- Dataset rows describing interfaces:
------------------------------------------------------------------------

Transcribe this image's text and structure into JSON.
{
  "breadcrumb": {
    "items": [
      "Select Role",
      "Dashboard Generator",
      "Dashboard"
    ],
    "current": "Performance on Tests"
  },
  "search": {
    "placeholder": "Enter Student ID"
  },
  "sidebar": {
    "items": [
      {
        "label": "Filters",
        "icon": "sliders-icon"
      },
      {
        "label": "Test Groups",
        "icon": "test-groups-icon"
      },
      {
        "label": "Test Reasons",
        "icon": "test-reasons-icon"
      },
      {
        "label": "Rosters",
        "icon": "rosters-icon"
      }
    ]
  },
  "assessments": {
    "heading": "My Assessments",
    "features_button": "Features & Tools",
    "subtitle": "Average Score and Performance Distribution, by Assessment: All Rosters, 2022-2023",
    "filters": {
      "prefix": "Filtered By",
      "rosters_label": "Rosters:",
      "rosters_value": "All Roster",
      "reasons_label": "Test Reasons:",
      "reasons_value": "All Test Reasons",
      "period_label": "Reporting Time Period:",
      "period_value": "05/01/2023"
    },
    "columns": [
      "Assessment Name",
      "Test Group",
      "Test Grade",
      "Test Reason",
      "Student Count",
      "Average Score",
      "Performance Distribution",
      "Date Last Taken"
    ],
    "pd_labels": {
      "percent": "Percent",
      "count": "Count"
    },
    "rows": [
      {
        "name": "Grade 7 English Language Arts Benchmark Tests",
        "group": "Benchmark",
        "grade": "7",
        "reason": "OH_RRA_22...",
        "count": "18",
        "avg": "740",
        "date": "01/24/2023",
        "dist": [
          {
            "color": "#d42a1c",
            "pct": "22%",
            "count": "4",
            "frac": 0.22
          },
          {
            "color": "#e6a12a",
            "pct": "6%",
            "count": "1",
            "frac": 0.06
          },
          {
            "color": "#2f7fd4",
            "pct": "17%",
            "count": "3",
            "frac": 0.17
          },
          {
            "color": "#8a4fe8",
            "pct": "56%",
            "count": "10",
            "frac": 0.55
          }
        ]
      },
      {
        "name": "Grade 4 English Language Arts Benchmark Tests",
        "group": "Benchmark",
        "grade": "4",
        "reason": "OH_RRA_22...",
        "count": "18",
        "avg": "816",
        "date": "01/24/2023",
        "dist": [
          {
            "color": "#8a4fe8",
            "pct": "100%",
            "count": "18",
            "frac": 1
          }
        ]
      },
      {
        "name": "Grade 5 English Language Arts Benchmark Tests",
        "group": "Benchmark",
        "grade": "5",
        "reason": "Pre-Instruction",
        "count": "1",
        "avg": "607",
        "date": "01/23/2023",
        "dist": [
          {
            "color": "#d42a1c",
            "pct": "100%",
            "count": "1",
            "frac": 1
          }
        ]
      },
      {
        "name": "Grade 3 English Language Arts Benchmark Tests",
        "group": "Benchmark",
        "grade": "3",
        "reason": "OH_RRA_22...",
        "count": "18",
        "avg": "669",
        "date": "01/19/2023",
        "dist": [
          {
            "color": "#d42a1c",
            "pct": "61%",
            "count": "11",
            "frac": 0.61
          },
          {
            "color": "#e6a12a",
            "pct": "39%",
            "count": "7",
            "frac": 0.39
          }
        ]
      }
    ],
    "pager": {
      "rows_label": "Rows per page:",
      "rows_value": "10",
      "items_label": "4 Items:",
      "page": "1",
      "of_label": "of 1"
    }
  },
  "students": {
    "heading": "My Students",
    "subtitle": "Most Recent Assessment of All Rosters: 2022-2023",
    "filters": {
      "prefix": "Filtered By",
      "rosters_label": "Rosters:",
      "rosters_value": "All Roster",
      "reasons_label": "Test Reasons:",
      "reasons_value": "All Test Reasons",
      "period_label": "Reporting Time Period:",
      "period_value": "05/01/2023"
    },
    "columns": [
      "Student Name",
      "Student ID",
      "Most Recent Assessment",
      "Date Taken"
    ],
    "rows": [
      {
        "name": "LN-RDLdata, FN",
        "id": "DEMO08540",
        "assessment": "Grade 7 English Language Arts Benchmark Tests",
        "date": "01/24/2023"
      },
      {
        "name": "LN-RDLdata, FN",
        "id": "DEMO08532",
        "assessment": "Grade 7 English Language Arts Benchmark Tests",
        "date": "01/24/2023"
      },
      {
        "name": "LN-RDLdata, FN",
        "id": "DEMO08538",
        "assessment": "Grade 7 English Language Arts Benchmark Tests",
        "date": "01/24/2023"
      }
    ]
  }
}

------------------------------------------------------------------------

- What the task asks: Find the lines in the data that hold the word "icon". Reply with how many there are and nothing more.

- Your response: 4